Task description: Every line below should be copied out exactly.

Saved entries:
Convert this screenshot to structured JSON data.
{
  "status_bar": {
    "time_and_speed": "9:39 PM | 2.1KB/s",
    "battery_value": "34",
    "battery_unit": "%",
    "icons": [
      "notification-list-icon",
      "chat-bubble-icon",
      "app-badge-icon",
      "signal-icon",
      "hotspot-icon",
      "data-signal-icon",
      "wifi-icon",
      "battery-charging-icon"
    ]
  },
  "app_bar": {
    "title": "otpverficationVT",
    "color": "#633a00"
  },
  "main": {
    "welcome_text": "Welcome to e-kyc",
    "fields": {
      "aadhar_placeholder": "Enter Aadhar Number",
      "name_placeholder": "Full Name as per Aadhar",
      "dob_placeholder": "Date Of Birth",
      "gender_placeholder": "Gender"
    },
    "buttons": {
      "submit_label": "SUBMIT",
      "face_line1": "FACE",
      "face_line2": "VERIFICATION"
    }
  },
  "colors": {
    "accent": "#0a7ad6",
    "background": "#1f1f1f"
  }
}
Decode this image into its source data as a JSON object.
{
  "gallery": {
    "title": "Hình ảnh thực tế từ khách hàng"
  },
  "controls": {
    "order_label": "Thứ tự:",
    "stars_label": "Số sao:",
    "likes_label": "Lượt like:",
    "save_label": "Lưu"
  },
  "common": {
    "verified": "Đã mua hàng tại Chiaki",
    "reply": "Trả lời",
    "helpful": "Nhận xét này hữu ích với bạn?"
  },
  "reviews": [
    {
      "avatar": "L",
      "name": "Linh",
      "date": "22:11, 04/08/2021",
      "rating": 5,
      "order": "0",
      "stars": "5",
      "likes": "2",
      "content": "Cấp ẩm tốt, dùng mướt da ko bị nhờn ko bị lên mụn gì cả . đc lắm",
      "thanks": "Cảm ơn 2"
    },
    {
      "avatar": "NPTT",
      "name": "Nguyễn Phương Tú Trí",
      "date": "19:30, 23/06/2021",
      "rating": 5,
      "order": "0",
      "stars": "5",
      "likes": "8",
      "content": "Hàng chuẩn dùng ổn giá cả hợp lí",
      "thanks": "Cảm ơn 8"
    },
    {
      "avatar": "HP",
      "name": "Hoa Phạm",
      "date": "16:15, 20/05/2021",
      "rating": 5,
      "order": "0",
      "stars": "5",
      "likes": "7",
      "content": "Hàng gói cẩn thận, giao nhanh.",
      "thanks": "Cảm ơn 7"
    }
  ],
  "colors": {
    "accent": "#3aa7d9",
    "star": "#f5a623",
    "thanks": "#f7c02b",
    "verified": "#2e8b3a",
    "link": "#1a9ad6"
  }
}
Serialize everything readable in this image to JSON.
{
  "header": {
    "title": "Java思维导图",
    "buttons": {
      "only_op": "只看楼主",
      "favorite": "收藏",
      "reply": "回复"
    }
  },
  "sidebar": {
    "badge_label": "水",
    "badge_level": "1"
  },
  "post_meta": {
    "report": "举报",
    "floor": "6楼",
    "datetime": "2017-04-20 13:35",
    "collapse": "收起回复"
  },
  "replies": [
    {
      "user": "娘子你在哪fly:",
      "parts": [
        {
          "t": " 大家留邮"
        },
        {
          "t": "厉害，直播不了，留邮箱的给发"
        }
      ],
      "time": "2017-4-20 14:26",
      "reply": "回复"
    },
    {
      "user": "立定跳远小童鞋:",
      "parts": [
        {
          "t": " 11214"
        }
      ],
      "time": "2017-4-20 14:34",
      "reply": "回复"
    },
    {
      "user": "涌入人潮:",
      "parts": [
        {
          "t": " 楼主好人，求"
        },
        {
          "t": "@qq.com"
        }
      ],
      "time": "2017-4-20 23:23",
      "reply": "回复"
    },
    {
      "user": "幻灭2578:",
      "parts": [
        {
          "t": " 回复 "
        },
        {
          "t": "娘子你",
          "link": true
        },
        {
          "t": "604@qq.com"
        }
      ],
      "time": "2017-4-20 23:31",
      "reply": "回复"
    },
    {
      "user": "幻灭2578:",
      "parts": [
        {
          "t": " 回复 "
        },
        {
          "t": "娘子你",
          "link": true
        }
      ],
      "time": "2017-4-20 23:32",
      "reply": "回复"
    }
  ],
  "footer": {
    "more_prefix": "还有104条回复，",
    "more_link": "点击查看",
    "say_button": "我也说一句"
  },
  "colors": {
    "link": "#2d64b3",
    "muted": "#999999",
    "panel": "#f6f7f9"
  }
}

Answer for this exercise:
Convert this screenshot to structured JSON data.
{
  "status_bar": {
    "time_and_speed": "9:39 PM | 2.1KB/s",
    "battery_value": "34",
    "battery_unit": "%",
    "icons": [
      "notification-list-icon",
      "chat-bubble-icon",
      "app-badge-icon",
      "signal-icon",
      "hotspot-icon",
      "data-signal-icon",
      "wifi-icon",
      "battery-charging-icon"
    ]
  },
  "app_bar": {
    "title": "otpverficationVT",
    "color": "#633a00"
  },
  "main": {
    "welcome_text": "Welcome to e-kyc",
    "fields": {
      "aadhar_placeholder": "Enter Aadhar Number",
      "name_placeholder": "Full Name as per Aadhar",
      "dob_placeholder": "Date Of Birth",
      "gender_placeholder": "Gender"
    },
    "buttons": {
      "submit_label": "SUBMIT",
      "face_line1": "FACE",
      "face_line2": "VERIFICATION"
    }
  },
  "colors": {
    "accent": "#0a7ad6",
    "background": "#1f1f1f"
  }
}
Decode this image into its source data as a JSON object.
{
  "gallery": {
    "title": "Hình ảnh thực tế từ khách hàng"
  },
  "controls": {
    "order_label": "Thứ tự:",
    "stars_label": "Số sao:",
    "likes_label": "Lượt like:",
    "save_label": "Lưu"
  },
  "common": {
    "verified": "Đã mua hàng tại Chiaki",
    "reply": "Trả lời",
    "helpful": "Nhận xét này hữu ích với bạn?"
  },
  "reviews": [
    {
      "avatar": "L",
      "name": "Linh",
      "date": "22:11, 04/08/2021",
      "rating": 5,
      "order": "0",
      "stars": "5",
      "likes": "2",
      "content": "Cấp ẩm tốt, dùng mướt da ko bị nhờn ko bị lên mụn gì cả . đc lắm",
      "thanks": "Cảm ơn 2"
    },
    {
      "avatar": "NPTT",
      "name": "Nguyễn Phương Tú Trí",
      "date": "19:30, 23/06/2021",
      "rating": 5,
      "order": "0",
      "stars": "5",
      "likes": "8",
      "content": "Hàng chuẩn dùng ổn giá cả hợp lí",
      "thanks": "Cảm ơn 8"
    },
    {
      "avatar": "HP",
      "name": "Hoa Phạm",
      "date": "16:15, 20/05/2021",
      "rating": 5,
      "order": "0",
      "stars": "5",
      "likes": "7",
      "content": "Hàng gói cẩn thận, giao nhanh.",
      "thanks": "Cảm ơn 7"
    }
  ],
  "colors": {
    "accent": "#3aa7d9",
    "star": "#f5a623",
    "thanks": "#f7c02b",
    "verified": "#2e8b3a",
    "link": "#1a9ad6"
  }
}
Serialize everything readable in this image to JSON.
{
  "header": {
    "title": "Java思维导图",
    "buttons": {
      "only_op": "只看楼主",
      "favorite": "收藏",
      "reply": "回复"
    }
  },
  "sidebar": {
    "badge_label": "水",
    "badge_level": "1"
  },
  "post_meta": {
    "report": "举报",
    "floor": "6楼",
    "datetime": "2017-04-20 13:35",
    "collapse": "收起回复"
  },
  "replies": [
    {
      "user": "娘子你在哪fly:",
      "parts": [
        {
          "t": " 大家留邮"
        },
        {
          "t": "厉害，直播不了，留邮箱的给发"
        }
      ],
      "time": "2017-4-20 14:26",
      "reply": "回复"
    },
    {
      "user": "立定跳远小童鞋:",
      "parts": [
        {
          "t": " 11214"
        }
      ],
      "time": "2017-4-20 14:34",
      "reply": "回复"
    },
    {
      "user": "涌入人潮:",
      "parts": [
        {
          "t": " 楼主好人，求"
        },
        {
          "t": "@qq.com"
        }
      ],
      "time": "2017-4-20 23:23",
      "reply": "回复"
    },
    {
      "user": "幻灭2578:",
      "parts": [
        {
          "t": " 回复 "
        },
        {
          "t": "娘子你",
          "link": true
        },
        {
          "t": "604@qq.com"
        }
      ],
      "time": "2017-4-20 23:31",
      "reply": "回复"
    },
    {
      "user": "幻灭2578:",
      "parts": [
        {
          "t": " 回复 "
        },
        {
          "t": "娘子你",
          "link": true
        }
      ],
      "time": "2017-4-20 23:32",
      "reply": "回复"
    }
  ],
  "footer": {
    "more_prefix": "还有104条回复，",
    "more_link": "点击查看",
    "say_button": "我也说一句"
  },
  "colors": {
    "link": "#2d64b3",
    "muted": "#999999",
    "panel": "#f6f7f9"
  }
}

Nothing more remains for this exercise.